### TO DO
Select and reproduce each line of the listing below that bears the string "Takipçilere".
# # # #
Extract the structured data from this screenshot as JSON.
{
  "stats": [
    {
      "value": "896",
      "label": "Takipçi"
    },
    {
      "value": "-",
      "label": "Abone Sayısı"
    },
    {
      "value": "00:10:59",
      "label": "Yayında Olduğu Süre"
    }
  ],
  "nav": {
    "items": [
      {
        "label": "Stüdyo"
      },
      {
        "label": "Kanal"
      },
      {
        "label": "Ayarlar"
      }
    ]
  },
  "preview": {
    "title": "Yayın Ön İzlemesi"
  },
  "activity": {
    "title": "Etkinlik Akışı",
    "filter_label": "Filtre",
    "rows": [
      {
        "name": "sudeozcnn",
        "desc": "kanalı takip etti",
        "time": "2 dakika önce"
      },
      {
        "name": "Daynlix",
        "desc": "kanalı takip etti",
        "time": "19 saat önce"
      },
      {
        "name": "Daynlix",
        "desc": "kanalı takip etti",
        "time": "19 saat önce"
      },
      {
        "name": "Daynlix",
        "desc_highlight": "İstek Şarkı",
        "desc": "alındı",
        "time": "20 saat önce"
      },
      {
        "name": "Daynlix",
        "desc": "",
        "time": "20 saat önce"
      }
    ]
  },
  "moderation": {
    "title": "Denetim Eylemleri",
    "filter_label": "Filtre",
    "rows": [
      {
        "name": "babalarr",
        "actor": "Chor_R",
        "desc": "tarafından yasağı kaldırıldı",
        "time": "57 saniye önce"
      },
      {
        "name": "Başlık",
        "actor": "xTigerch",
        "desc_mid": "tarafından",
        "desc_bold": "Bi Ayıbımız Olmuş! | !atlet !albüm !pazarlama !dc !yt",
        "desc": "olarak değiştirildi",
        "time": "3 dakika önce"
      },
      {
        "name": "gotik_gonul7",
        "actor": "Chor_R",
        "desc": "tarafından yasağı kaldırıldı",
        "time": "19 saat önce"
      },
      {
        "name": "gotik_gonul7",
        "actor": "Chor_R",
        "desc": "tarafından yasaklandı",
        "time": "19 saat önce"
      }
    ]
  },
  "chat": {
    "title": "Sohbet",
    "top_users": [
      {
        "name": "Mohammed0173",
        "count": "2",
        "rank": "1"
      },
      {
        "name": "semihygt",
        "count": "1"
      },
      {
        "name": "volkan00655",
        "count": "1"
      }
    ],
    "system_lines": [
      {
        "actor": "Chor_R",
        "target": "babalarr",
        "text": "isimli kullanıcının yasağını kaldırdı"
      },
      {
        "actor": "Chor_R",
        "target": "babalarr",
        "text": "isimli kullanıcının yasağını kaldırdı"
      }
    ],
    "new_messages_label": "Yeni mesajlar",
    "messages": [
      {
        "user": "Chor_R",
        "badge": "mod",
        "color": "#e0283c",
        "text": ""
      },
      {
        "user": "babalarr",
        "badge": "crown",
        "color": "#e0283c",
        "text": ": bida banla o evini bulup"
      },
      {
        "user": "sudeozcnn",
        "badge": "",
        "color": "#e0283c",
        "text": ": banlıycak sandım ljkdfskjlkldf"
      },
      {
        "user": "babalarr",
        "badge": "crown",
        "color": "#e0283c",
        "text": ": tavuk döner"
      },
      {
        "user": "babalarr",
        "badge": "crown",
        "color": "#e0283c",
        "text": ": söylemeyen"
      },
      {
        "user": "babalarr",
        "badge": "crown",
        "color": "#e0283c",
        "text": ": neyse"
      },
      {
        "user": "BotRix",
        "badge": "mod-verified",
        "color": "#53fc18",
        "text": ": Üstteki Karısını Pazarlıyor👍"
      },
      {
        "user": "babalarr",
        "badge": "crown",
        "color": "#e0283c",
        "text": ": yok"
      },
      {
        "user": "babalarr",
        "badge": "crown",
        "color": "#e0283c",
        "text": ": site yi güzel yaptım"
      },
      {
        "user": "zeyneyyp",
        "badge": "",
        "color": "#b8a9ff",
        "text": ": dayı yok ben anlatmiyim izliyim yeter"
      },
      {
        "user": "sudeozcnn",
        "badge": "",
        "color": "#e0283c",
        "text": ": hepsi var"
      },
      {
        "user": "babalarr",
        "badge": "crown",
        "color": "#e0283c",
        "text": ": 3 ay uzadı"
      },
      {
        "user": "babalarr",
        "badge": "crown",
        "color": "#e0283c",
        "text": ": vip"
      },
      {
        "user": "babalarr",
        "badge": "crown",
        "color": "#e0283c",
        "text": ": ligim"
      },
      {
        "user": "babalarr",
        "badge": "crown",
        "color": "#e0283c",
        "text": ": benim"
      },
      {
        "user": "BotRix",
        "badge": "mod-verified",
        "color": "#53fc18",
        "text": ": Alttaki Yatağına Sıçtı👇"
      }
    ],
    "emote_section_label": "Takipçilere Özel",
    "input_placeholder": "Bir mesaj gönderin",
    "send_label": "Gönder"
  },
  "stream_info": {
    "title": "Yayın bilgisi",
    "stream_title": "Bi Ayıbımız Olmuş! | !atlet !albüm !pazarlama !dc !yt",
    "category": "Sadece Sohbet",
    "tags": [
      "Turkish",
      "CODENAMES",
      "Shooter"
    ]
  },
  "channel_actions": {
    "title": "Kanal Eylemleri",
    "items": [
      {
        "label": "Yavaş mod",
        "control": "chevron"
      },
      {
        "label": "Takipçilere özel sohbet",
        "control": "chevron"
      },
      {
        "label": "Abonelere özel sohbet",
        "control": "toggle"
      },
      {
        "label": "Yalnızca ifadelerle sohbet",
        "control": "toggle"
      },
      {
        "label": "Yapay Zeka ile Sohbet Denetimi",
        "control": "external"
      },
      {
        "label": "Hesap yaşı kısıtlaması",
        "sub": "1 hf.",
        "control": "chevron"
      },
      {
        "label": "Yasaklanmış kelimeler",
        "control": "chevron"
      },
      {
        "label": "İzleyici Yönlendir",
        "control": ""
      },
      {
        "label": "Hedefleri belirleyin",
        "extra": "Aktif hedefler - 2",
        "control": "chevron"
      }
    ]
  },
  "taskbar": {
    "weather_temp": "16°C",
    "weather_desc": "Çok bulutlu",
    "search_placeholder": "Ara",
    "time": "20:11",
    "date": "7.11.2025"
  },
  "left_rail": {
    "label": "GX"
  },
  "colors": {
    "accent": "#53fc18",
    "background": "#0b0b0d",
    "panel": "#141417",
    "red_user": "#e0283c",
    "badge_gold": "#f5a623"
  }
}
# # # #
### WRITTEN REPLY
    "emote_section_label": "Takipçilere Özel",
        "label": "Takipçilere özel sohbet",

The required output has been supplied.